Evolution is defined simply as change over time. When we (Ashley & Liz) reference “our ancestors,” we are referring to humans living before modern societies. We try to steer away from firm historical timelines and instead focus on pre- and post- modern times. We simply want to lay out the successes of “before” to find modern applications that may help us overcome current chronic, depleting issues.
For our ancestors, hard labor was a part of life. Without it, they didn’t survive. Conditions were harsh. People were cold in the winter, hot in the summer. Food had to be gathered, hunted, or grown. We were not protected from droughts, famines and other food shortages. Lives were lost when minor cuts turned into major infections. We had little guarantee of what tomorrow would bring. Yet, here we are today–promoting lives like our ancestors. Why? Our ancestors faced challenges rare for most of us today, but they were free of modern plagues, meaning modern inflammatory conditions and diseases. They were vibrant and strong. They initiated their “fight or flight” only when survival depended on it (not during little events like road rage). They lived in tightly-woven communities with social interaction and support. They were free of “wellness” or “fitness” or “beauty” pressures (culturally-developed ideas).
Does practicing ancestral health mean we can go back? Can we recreate those feelings? Those communities? No, we cannot. But, we can learn from them.
We can embrace modern advances without losing sight of ancient wisdom. That is ancestral health.
When humans adopted modern agriculture, we replaced much of our nutrient dense foods like meat, fruits, vegetables and starchy plants with nutrient-scant foods like wheat, rice and corn. As a result, we lost four inches from our average height, prevalence of anemia increased, our bones weakened, and infectious diseases became more rampant. (1) Today, extant hunter-gatherer populations exhibit far superior health when compared to other modern humans. This is evident in their lower blood pressure, improved insulin sensitivity, fewer bone fractures and improved fitness. (2)
A common argument against the ancestral approach is that ‘our ancestors all died by the time they were 30.’ This is misleading. While the life expectancy of our ancestors was much lower than today’s, this was due largely to infant mortality, warfare and infectious diseases. Those who lived to old age did so without chronic disease, while today, chronic disease has infiltrated into all populations, not just the elderly. (3)
In the U.S. today,

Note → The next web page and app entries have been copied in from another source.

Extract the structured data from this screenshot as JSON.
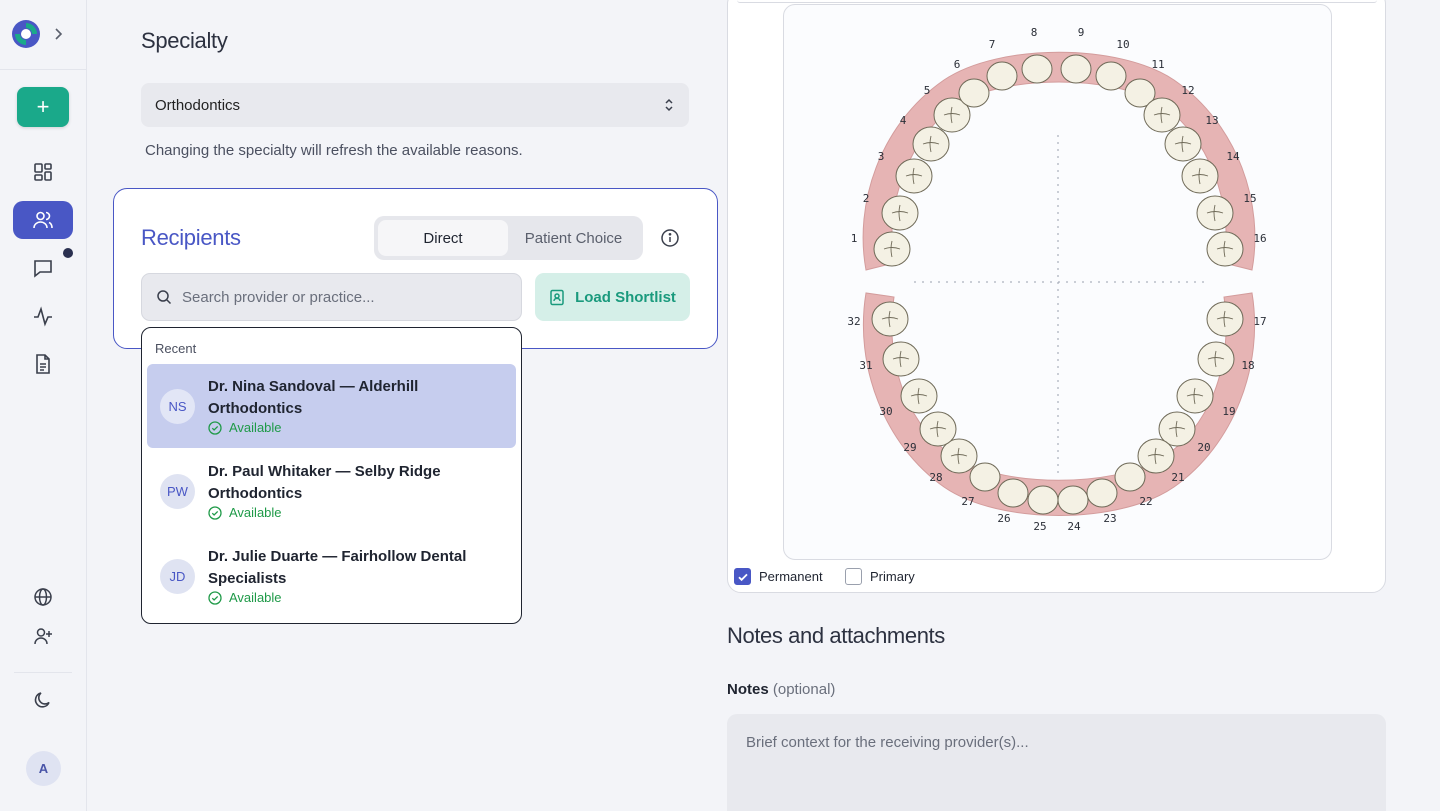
{
  "sidebar": {
    "new_label": "+",
    "avatar_initial": "A"
  },
  "specialty": {
    "title": "Specialty",
    "selected": "Orthodontics",
    "hint": "Changing the specialty will refresh the available reasons."
  },
  "recipients": {
    "title": "Recipients",
    "mode_options": [
      "Direct",
      "Patient Choice"
    ],
    "mode_selected": "Direct",
    "search_placeholder": "Search provider or practice...",
    "shortlist_label": "Load Shortlist",
    "dropdown": {
      "section_label": "Recent",
      "items": [
        {
          "initials": "NS",
          "name": "Dr. Nina Sandoval — Alderhill Orthodontics",
          "status": "Available",
          "highlighted": true
        },
        {
          "initials": "PW",
          "name": "Dr. Paul Whitaker — Selby Ridge Orthodontics",
          "status": "Available",
          "highlighted": false
        },
        {
          "initials": "JD",
          "name": "Dr. Julie Duarte — Fairhollow Dental Specialists",
          "status": "Available",
          "highlighted": false
        }
      ]
    }
  },
  "tooth_chart": {
    "numbers": [
      "1",
      "2",
      "3",
      "4",
      "5",
      "6",
      "7",
      "8",
      "9",
      "10",
      "11",
      "12",
      "13",
      "14",
      "15",
      "16",
      "17",
      "18",
      "19",
      "20",
      "21",
      "22",
      "23",
      "24",
      "25",
      "26",
      "27",
      "28",
      "29",
      "30",
      "31",
      "32"
    ],
    "permanent_label": "Permanent",
    "permanent_checked": true,
    "primary_label": "Primary",
    "primary_checked": false
  },
  "notes": {
    "title": "Notes and attachments",
    "label": "Notes",
    "optional": "(optional)",
    "placeholder": "Brief context for the receiving provider(s)..."
  },
  "colors": {
    "accent": "#4957c5",
    "teal": "#1aa98a",
    "available": "#1f9a48"
  }
}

– 70% of adults are overweight or obese
– 1/3 of adults have high blood pressure
– Over 26 million adults have been diagnosed with heart disease
– Over 50 million adults have arthritis
– 6 million children have been diagnosed with ADHD
– 7.4 million women aged 15-44 have used infertility services (4)
Research reveals that our ancestors enjoyed robust health and that today, we do not.
Lower mortality is being replaced by higher morbidity (ill health). (5)
We have no desire to replicate all ancestral practices. But, we can incorporate important pieces of ancestral life. We can mimic the diet, activity, sleep habits, stress management and social interactions. This is vitally important because experts estimate that 90% of disease is caused by lifestyle choices, leaving just 10% caused by genetics.
Today, bring awareness to your life, identify what’s not working well, and begin making incremental improvements. Set priorities. Place accountability. Minimize modern stress. Learn how to use food as medicine. Overcome your addiction to sugar. Move all day, not just for an hour at the end of the day. Face your dark passengers and show them the exit door, once and for all. Discover tools in your life to never allow those dark passengers in again. Discover love in yourself and others. See the beauty even when it’s hidden behind what makes you uncomfortable. Invite others beside you to help you. Overcome your loneliness. Improve your relationships. Do not let anyone shame or dehumanize you. Put down your distractions and enjoy boredom. Soak up your family and friends. Spend pockets of time each day doing what you love. Choose a job you love. No age range is too young to begin. Children need to make these changes too. They should not spend their days inside, overly-busy driving from point A to B, and plugged into media devices. As their care provider, you control these decisions. Help them!